After a three week halt in April, Israeli authorities have allowed the resumption of family visits for Gazan Palestinian prisoners, facilitated by the International
Committee of the Red Cross, expanding these to include parents, spouses and children up to the age of 8.
Regarding the Palestinian Authority (PA), we continue to have concerns about allegations of mistreatment by the Palestinian Security Forces. The Independent Commission for Human Rights (ICHR) published its 18th Annual Report in May: 306 allegations of torture and mistreatment in the West Bank and Gaza were received in 2012 with a further 105 received in March-April 2013. Palestinian President Mahmoud Abbas responded by issuing an order confirming the PA’s commitment to the prohibition of torture. The Foreign Secretary raised this issue with President Abbas on 23 May, stressing the importance of accountability in the Palestinian Security Forces.

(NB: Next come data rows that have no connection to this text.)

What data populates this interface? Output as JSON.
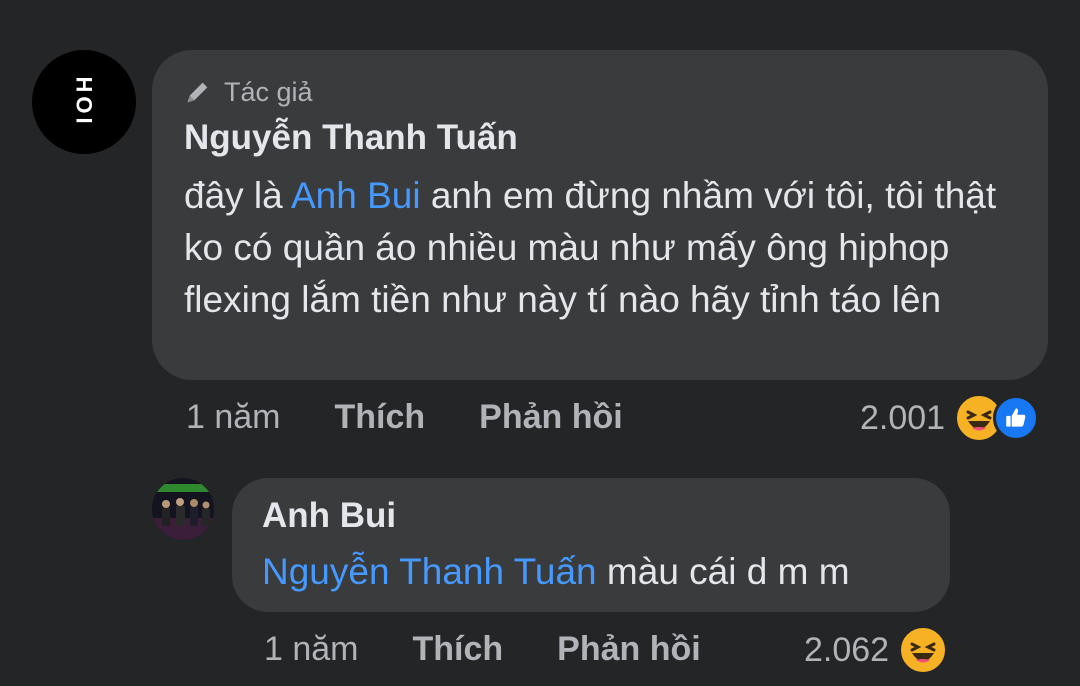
{
  "comment": {
    "avatar_text": "HOI",
    "author_badge": "Tác giả",
    "author_name": "Nguyễn Thanh Tuấn",
    "text_before": "đây là ",
    "mention": "Anh Bui",
    "text_after": " anh em đừng nhầm với tôi, tôi thật ko có quần áo nhiều màu như mấy ông hiphop flexing lắm tiền như này tí nào hãy tỉnh táo lên",
    "time": "1 năm",
    "like_label": "Thích",
    "reply_label": "Phản hồi",
    "reaction_count": "2.001",
    "reactions": [
      "haha-emoji",
      "like-emoji"
    ]
  },
  "reply": {
    "author_name": "Anh Bui",
    "mention": "Nguyễn Thanh Tuấn",
    "text_after": " màu cái d m m",
    "time": "1 năm",
    "like_label": "Thích",
    "reply_label": "Phản hồi",
    "reaction_count": "2.062",
    "reactions": [
      "haha-emoji"
    ]
  },
  "colors": {
    "background": "#242526",
    "bubble": "#3a3b3c",
    "mention": "#4599ff",
    "secondary_text": "#b0b3b8",
    "like_blue": "#1877f2",
    "haha_yellow": "#f7b125"
  }
}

We continue to have serious concerns about the human rights situation in Hamas-controlled Gaza, including allegations of repression of dissent; curtailment of free speech and freedom of association including violent dispersal of peaceful protests; use of the death penalty; suppression of women’s rights; and harassment and detention of individuals suspected of “morality” offences. For example Hamas police stopped a number of young men for “indecent” haircuts and women were prevented from participating in the Gaza marathon. The Gazan Military Court has issued three new death sentences and two Palestinian men were executed on 22 June for alleged collusion with Israel, in contravention of a PA moratorium on executions.
We remain concerned at the indiscriminate firing of rockets by Gazan militant groups towards Israel in contravention of international humanitarian law. Between April and June, 27 rockets were fired towards Israel from Gaza and two from Sinai. Five mortar shells were fired into Israel. Minister for the Middle East Alistair Burt publically condemned the rocket fire.
Read and comment on the countries of concern - Israel and the Occupied Palestinian Territories
Read and comment on the Human Rights and Democracy Report 2012 in full